__EXERCISE AIM__
Retrieve each line that contains the word "letter" from the entries below.

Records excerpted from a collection
#####

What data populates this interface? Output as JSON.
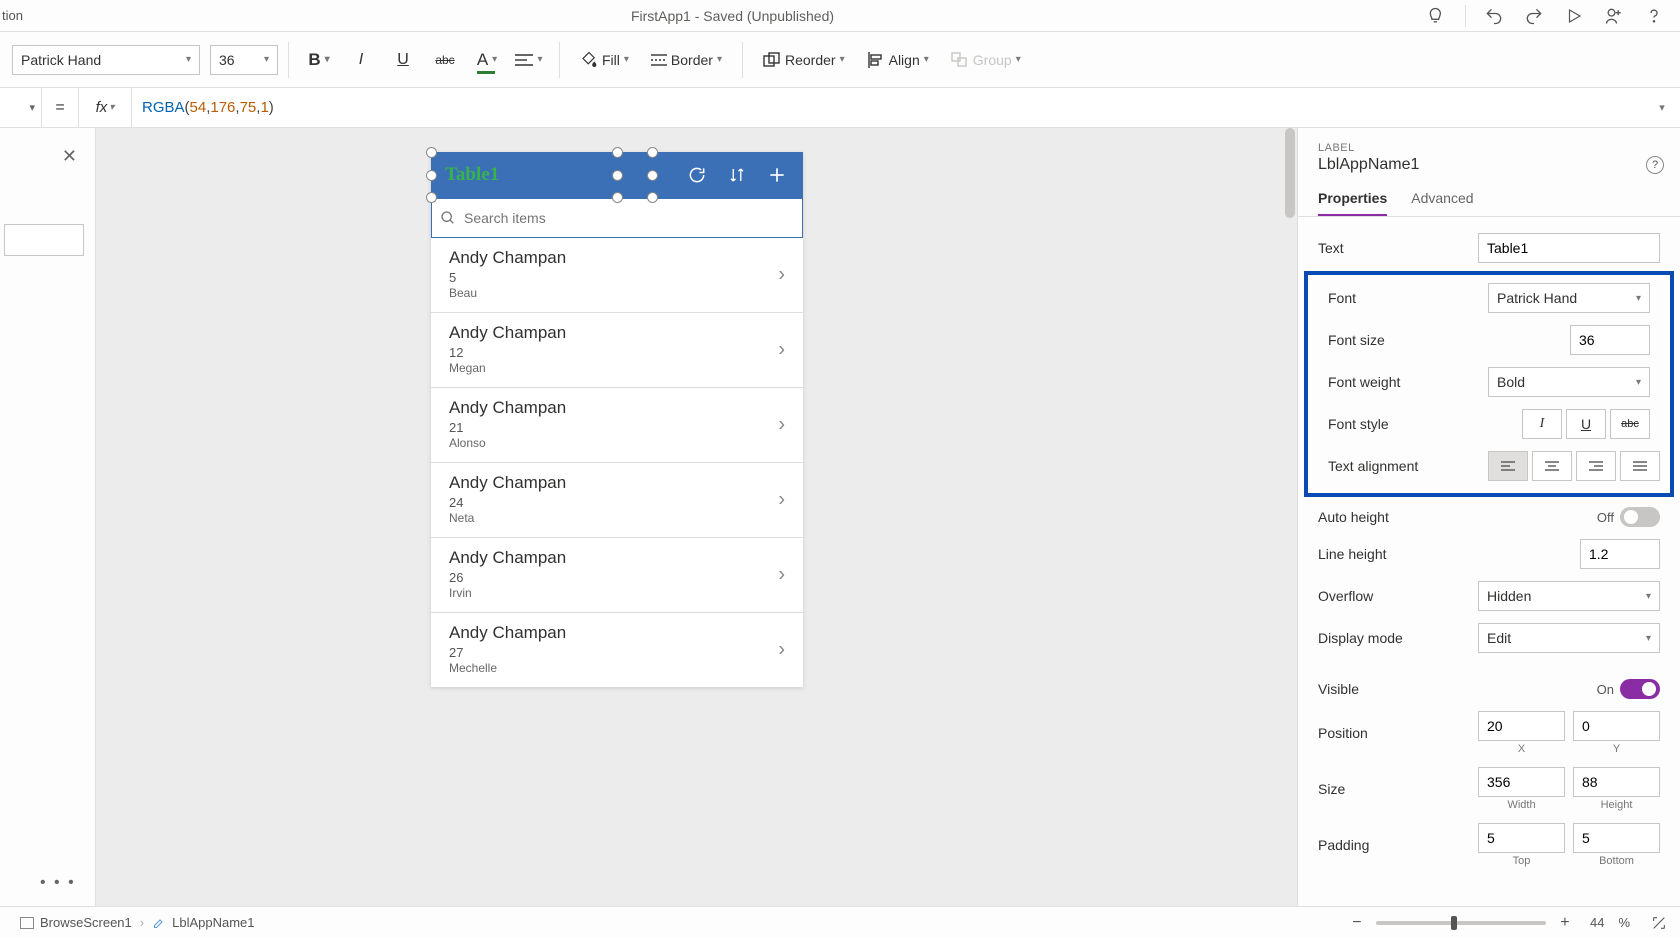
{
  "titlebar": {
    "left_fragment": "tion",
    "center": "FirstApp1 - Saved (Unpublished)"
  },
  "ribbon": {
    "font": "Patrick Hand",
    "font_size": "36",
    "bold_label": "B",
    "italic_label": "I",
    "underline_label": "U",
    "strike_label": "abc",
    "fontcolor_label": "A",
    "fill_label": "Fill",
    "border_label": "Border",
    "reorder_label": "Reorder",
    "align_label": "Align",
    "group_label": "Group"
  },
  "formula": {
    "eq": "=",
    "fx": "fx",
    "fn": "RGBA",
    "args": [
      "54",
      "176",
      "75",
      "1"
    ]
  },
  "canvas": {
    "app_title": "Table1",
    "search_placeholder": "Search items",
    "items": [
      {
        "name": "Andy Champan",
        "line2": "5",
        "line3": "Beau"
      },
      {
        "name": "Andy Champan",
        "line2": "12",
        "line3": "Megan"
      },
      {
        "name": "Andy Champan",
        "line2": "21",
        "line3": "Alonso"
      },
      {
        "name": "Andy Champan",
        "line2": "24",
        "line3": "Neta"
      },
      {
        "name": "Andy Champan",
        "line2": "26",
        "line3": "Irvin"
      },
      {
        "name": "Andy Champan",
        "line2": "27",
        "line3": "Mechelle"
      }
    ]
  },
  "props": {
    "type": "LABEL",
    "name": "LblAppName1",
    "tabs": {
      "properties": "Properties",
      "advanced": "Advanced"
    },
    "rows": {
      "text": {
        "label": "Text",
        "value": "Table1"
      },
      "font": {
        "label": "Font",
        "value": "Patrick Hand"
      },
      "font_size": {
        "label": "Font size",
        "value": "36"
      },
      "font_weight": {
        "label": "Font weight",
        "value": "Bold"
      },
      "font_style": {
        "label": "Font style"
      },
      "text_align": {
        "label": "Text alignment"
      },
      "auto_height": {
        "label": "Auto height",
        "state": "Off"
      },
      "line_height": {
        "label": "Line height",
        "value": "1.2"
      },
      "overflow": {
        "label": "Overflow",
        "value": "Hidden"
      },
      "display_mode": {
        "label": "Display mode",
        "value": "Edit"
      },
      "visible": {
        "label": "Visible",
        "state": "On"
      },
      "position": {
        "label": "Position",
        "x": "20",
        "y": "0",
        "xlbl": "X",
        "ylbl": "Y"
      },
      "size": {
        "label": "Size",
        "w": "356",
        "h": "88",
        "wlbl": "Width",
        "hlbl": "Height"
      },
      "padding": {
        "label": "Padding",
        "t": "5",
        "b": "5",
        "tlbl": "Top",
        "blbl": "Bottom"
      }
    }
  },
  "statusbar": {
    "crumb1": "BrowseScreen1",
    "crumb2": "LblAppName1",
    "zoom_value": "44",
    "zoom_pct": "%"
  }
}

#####

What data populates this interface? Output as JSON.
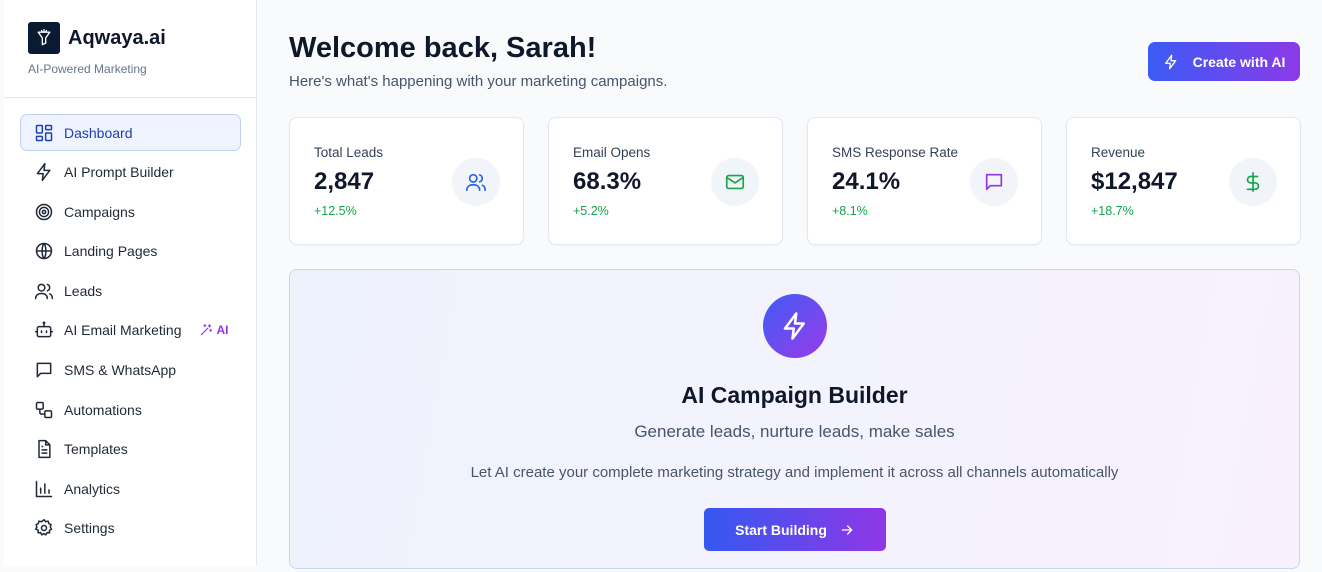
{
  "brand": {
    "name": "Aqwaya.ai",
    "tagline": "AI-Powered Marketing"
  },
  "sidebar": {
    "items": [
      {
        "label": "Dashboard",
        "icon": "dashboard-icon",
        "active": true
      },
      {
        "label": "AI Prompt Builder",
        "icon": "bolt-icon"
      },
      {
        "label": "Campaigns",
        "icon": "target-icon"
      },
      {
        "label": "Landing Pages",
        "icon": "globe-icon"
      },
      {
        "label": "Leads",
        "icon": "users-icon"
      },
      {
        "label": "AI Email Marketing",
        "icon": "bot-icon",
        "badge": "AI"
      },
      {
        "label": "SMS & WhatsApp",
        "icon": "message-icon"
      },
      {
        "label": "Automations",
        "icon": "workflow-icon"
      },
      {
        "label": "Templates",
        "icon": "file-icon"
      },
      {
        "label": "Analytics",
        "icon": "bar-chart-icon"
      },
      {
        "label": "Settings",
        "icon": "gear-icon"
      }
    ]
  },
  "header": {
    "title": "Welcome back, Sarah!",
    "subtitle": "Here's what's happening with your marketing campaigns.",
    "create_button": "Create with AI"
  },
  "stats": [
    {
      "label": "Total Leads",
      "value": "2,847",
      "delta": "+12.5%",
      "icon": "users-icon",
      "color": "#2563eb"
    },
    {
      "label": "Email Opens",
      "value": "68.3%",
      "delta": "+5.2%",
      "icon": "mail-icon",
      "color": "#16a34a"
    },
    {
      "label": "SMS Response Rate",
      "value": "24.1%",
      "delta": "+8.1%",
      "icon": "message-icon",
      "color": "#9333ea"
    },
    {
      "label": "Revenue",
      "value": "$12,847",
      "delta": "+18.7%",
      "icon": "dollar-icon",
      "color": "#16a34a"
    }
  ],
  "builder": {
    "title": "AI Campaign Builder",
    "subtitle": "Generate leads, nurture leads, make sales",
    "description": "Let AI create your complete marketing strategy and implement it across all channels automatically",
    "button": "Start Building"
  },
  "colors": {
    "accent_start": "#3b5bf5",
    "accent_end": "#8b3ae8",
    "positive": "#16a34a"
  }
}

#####

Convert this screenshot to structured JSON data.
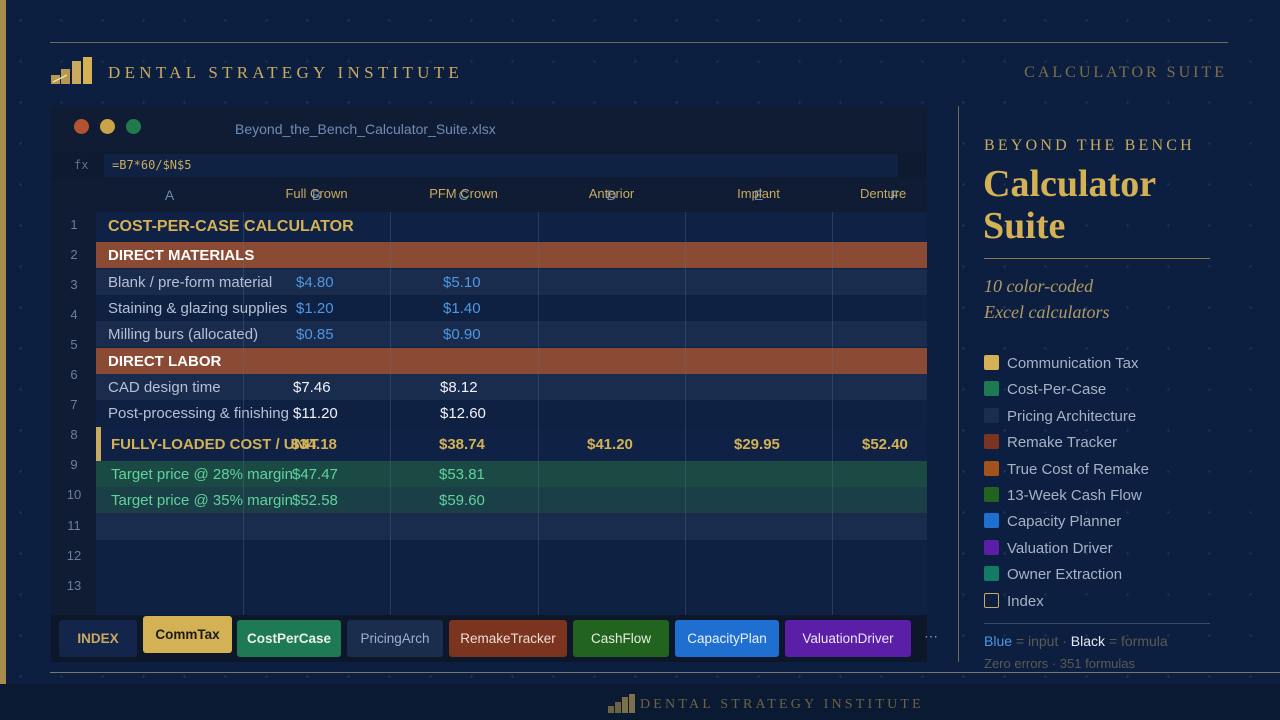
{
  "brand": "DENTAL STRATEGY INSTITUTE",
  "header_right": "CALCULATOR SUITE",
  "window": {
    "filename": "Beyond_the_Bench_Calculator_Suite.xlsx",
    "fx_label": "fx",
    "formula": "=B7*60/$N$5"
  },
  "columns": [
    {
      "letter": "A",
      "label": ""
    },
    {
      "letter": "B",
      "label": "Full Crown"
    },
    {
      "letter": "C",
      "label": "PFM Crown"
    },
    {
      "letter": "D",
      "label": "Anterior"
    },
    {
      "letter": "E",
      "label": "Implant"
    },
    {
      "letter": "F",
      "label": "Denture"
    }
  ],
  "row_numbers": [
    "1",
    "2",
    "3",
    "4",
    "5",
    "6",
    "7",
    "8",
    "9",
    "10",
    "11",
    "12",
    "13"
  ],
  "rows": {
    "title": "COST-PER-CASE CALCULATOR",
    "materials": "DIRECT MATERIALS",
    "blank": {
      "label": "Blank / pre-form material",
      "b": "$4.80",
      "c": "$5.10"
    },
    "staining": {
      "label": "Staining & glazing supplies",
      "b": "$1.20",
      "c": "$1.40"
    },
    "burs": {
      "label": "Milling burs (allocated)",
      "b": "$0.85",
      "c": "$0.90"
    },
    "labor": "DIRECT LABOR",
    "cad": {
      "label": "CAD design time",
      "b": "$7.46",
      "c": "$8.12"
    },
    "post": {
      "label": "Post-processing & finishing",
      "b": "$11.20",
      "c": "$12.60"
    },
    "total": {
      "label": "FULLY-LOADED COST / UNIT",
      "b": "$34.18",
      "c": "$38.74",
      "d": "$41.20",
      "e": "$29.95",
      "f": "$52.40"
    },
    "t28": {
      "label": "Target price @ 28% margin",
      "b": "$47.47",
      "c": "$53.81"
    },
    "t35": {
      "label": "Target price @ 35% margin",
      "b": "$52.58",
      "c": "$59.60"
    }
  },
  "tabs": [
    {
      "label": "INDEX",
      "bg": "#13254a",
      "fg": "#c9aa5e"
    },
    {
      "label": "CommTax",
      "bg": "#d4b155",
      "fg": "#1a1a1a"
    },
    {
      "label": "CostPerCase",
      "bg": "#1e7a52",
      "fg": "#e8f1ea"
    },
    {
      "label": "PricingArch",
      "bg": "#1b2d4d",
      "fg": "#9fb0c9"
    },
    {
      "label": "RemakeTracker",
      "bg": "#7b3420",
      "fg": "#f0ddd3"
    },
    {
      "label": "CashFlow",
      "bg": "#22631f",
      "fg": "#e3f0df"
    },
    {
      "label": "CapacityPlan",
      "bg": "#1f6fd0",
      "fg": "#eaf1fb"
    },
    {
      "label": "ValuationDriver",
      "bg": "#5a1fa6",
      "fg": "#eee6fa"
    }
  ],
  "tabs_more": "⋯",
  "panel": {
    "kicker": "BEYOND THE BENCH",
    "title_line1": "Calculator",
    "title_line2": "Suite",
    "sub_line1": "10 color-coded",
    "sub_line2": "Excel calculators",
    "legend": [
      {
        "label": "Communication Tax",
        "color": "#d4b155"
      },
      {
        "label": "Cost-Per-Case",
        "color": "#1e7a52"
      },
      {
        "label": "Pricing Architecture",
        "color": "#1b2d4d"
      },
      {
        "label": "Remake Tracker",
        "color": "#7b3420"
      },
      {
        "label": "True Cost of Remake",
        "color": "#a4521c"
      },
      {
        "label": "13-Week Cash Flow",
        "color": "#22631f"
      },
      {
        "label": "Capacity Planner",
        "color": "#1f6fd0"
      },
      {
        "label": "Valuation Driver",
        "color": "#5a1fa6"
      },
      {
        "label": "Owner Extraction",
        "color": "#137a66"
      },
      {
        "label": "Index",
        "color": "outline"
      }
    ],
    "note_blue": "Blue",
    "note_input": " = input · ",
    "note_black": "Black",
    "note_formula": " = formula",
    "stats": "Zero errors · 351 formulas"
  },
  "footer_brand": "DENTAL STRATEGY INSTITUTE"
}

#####

__PROBLEM SOLUTION__
      "letter": "A",
      "letter": "B",
      "letter": "C",
      "letter": "D",
      "letter": "E",
      "letter": "F",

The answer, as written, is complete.